While we were living on the farm I found a yearbook from the 30′s and I went through it and chose people who I thought looked like human versions of the animals. I drew all of them and wrote the animals’ names underneath. I think that’s probably my favorite page because I associate it with a good thrift store day and it reminds me of the individual personalities of each of the animals.
In the back of your book there is a Seed Index- an alphabetical list of all the names and places and emotions with page numbers that reference back to the work. What was the idea behind it?
The index was basically in response to the way I made the drawings; I had described my process of spreading them out on the floor to Tate and Kris and Tate came up with the idea for it. He thought my drawings became something to feed every day in addition to the animals. I’m also totally obsessive and we hoped that including the index would compel the reader to manipulate the book in a similarly obsessive manner.
How did the publishing of this book come about? How did you come in contact with Preacher’s Biscuit Books? And what was the process of working with them like? Did you choose the dimensions, paper type, cover design etc. or was that their department?
We’ve been friends with Kris and Tate for a while and I was really excited when they decided to start their own artists’ book press. Working with them was fantastic because it was truly a collaborative process. By the time we started the book, however, my husband and I had moved to Massachusetts, so we spent a lot of time sending emails, making long-distance phone calls, and making trips back and forth.
For me one of the most interesting parts was choosing the images for the book. There are 149 original drawings and we only wanted 60 images for the book. Kris scanned all of the drawings (front and back), numbered them, printed out three lists, and then we each voted on what drawings we thought should be in the book. Then she went through and made a second list that included all of the drawings that two or more of us had voted for. We continued this process until all three of us agreed on 60 images. We choose the dimensions together, printed the coversâ€¦even decided on the page numbers being in circles in the corners rather than in squares (well, maybe that part was me being a freak). Believe it or not, we’re even better friends now than we were before we made The Bird Feeder.

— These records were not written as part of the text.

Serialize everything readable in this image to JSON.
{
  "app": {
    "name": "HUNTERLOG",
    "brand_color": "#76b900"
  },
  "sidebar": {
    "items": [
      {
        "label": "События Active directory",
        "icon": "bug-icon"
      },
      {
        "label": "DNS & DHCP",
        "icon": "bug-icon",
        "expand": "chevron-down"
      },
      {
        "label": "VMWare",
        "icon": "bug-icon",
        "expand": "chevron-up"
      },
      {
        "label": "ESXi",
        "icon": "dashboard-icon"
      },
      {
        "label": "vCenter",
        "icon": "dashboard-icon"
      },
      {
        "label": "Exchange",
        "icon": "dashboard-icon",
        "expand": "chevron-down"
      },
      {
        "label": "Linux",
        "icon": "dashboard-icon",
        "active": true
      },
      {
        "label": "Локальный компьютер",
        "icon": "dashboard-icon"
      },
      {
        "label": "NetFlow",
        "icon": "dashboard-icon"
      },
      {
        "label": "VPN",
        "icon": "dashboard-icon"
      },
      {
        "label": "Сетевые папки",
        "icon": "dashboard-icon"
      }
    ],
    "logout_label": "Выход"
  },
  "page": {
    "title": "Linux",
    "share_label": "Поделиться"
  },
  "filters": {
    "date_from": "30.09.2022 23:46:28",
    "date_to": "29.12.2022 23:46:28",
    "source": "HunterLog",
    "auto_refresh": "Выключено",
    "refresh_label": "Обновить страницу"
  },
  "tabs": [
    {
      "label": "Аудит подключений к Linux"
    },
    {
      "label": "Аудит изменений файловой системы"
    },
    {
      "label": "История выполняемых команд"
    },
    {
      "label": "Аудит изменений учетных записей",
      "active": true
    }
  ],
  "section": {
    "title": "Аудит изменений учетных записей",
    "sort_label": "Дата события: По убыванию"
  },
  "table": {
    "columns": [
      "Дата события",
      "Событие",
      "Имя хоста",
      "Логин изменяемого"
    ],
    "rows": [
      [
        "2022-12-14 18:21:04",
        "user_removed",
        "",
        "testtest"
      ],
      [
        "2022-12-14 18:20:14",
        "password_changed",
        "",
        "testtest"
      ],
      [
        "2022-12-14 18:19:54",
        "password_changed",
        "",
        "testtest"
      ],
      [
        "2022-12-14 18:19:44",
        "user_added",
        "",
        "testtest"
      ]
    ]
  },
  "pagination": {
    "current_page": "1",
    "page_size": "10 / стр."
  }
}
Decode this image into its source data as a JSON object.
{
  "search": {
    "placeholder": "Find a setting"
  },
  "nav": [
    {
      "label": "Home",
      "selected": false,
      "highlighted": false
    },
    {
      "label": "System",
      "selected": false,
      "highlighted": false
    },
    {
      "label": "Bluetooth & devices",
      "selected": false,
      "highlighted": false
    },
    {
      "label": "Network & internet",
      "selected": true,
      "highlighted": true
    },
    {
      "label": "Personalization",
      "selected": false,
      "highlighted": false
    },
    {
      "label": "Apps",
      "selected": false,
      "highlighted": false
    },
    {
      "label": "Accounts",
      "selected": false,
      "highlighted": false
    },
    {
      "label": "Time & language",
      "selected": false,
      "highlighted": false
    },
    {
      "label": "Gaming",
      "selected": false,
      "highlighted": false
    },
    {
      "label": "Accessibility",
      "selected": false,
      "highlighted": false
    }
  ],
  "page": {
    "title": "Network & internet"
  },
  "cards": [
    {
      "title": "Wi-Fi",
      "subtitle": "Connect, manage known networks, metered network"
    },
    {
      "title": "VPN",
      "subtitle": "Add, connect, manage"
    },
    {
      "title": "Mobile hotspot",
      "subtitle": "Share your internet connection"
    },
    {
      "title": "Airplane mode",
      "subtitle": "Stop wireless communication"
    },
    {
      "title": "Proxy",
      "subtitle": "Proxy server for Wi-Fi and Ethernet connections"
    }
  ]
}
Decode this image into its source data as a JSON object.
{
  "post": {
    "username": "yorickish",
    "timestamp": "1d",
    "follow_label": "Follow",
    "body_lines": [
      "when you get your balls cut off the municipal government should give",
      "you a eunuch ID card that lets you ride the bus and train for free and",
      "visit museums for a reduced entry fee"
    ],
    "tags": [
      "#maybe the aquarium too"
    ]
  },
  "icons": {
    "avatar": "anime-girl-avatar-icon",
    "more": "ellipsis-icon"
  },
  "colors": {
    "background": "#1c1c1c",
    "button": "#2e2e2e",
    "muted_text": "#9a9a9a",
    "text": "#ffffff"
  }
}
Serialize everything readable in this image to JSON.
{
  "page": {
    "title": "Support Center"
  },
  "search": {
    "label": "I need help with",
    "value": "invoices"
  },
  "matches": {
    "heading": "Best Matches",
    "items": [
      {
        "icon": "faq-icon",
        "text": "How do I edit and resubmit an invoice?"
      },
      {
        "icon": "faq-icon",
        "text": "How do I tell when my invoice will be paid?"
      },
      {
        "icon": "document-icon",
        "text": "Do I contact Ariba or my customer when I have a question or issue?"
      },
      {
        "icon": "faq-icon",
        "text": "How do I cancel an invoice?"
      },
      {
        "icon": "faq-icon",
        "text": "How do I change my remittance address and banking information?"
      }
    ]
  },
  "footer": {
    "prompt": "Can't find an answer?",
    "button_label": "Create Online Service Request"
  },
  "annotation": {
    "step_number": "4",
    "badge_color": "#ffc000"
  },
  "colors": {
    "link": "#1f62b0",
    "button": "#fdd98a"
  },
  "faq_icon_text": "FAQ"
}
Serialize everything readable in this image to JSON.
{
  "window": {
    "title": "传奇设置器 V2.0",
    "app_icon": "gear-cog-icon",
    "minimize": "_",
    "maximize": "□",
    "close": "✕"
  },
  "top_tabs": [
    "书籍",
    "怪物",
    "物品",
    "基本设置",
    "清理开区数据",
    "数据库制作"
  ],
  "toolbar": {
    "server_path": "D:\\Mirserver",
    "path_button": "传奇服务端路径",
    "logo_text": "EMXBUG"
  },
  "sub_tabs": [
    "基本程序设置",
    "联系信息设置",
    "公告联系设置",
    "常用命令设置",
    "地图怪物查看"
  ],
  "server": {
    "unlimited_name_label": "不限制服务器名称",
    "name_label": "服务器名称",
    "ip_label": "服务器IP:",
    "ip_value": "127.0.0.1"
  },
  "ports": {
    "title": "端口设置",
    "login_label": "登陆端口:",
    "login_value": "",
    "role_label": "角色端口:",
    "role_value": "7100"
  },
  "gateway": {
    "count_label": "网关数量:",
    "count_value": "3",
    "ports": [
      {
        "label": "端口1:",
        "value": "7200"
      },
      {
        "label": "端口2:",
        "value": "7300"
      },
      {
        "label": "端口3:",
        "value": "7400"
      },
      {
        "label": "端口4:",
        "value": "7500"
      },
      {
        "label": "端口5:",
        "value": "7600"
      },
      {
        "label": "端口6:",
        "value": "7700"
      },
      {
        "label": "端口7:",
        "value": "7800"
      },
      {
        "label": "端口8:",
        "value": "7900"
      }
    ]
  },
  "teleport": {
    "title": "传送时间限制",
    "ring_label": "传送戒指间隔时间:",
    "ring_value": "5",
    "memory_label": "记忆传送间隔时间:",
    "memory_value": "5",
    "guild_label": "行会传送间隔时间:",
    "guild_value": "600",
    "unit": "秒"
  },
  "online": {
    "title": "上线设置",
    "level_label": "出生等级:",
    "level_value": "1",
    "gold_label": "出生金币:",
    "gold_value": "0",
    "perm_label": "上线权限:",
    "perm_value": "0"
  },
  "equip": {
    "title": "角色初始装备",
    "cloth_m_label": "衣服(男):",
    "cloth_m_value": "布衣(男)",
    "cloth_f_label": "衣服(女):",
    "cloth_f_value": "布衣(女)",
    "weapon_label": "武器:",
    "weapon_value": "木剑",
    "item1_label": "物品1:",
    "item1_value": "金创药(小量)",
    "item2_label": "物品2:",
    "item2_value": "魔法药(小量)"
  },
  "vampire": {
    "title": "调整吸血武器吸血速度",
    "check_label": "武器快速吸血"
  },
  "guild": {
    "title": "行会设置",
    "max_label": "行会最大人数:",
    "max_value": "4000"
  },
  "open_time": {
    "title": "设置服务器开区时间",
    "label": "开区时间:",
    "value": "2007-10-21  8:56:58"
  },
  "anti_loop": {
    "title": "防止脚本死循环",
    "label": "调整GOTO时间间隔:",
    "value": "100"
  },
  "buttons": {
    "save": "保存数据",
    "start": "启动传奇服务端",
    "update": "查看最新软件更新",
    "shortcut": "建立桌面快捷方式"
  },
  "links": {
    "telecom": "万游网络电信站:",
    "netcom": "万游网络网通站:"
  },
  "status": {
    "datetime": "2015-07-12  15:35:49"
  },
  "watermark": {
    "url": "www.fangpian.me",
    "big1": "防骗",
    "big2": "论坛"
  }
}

Thanks so much for sharing Abbey. It’s really nice to hear the story behind the book. You can order a copy of this book here, check out Abbey’s blog here and get prints of her work at her etsy store here.